For those who inhabit the region of Berd, which sits along the Armenia-Azerbaijan border, the everyday risk of injury is very real. Here, the ongoing conflict with Azerbajian is palpable, with cross-border gunfire a somewhat normal occurrence. As a result, it’s imperative that local physicians be able to provide the appropriate care.

To help ensure that healthcare services in this region of Tavush Province are adequate, FAR held a five-day training starting on November 13th, on disaster medicine for healthcare professionals from Berd City and the villages of Artsvaberd, Aygedzor, Navur, Nerkin Karmiraghbyur, and Movses. The training was held as part of the healthcare component of the Breaking the Cycle of Poverty Program (BCPP).

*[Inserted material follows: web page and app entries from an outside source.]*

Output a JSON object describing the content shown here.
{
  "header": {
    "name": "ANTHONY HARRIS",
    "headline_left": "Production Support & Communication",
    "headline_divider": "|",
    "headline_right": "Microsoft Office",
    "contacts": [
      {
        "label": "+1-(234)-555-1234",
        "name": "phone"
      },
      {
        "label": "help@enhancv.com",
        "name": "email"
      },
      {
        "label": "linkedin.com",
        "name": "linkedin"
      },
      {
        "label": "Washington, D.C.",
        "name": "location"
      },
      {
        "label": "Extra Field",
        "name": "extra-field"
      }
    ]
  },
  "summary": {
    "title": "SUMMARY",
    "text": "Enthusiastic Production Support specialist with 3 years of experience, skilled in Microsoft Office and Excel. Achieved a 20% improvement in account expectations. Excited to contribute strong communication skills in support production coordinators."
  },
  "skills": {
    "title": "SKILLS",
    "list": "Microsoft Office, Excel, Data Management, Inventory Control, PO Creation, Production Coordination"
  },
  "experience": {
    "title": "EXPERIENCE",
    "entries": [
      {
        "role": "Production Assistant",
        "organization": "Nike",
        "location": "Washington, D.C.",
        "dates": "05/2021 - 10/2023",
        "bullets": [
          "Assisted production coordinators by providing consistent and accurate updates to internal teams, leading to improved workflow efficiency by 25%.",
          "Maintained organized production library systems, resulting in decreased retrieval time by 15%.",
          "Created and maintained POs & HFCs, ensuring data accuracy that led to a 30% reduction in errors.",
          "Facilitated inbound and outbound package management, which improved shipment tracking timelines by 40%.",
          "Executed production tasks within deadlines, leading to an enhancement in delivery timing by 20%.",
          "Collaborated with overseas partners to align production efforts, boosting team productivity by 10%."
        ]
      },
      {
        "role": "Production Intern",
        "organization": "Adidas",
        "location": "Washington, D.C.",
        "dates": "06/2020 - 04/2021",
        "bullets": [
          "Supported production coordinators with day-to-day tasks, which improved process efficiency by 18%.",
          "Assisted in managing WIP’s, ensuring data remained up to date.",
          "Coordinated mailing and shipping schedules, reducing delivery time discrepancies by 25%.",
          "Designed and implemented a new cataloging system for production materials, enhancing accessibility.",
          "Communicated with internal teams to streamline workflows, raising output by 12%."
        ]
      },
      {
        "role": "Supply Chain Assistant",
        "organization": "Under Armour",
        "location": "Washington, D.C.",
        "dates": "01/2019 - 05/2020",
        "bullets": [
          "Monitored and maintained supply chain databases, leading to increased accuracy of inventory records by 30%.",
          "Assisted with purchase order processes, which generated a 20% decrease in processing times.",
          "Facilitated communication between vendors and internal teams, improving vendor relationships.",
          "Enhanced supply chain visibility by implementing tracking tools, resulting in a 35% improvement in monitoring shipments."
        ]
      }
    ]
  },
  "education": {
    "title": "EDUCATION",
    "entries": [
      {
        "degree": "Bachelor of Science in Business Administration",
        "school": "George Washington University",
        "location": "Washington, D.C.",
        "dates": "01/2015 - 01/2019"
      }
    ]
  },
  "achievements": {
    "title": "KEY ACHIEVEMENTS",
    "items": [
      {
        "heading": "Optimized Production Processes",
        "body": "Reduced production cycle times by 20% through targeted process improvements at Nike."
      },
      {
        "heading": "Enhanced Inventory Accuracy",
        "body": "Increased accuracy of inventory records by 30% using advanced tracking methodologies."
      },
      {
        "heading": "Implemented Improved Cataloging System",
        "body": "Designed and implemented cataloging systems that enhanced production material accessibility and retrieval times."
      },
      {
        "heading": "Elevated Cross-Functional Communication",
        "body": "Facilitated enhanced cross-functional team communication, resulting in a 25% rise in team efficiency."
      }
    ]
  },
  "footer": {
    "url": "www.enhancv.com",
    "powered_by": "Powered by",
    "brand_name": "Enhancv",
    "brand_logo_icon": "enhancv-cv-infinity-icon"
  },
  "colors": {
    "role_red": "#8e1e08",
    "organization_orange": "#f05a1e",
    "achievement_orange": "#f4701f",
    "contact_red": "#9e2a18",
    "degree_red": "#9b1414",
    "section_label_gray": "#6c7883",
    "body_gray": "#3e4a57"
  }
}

The course enabled local doctors to not only enhance their theoretical knowledge of disaster medicine, but also put their skills into field-based practice. Four instructors from the Disaster Medicine Center of the Ministry of Emergency Situations of Armenia led the training.

The participants highlighted the importance of such a training in a region like theirs. “The training was very useful for us as healthcare service providers because we live in a region where tensions could at any moment reignite with appalling speed,” said Armine Melkumyan, a Pediatrician from Berd Medical Center.

Gayane Gevorgyan, a family doctor from the Primary Health Care Center in Navur Village, prioritized practical exercises as most useful. “We did everything with our own hands, even the artificial respiration and cardiac massage on mannequins that showed whether it was possible to save a life or not.”

Asya Mardanyan, a family doctor in Nerkin Karmiraghbyur Village, said there has been no such training during her entire career in the region. “We are very pleased with the trainers. We didn’t just participate in the program, we literally grabbed all the information we received during all five days,” she said. “We also learned a lot of new things, such as cardiopulmonary resuscitation. The standard we knew was four compressions and one artificial respiration, while today’s practice requires 30 compressions and two artificial respiration in the case of adults.”

It was also important for doctors that the course provided them with 30 “Continuing Medical Education” credits, which are now mandatory for them to acquire every five years according to the Law on Medical Assistance and Care.

“In fact, any FAR training course is very effective and is very useful,” said Aygedzor’s family doctor Naira Grigoryan.

Hambardzum Simonyan, FAR Health Programs Director, said FAR considers the options available to local doctors, the population, and the local authorities while organizing a training. The approach was the same for the Disaster Medicine course. “Overall, the training was successful. First, its content was rich and informative. Also, it helped participants to obtain the CME credits, while not burdening their financial means,” he said.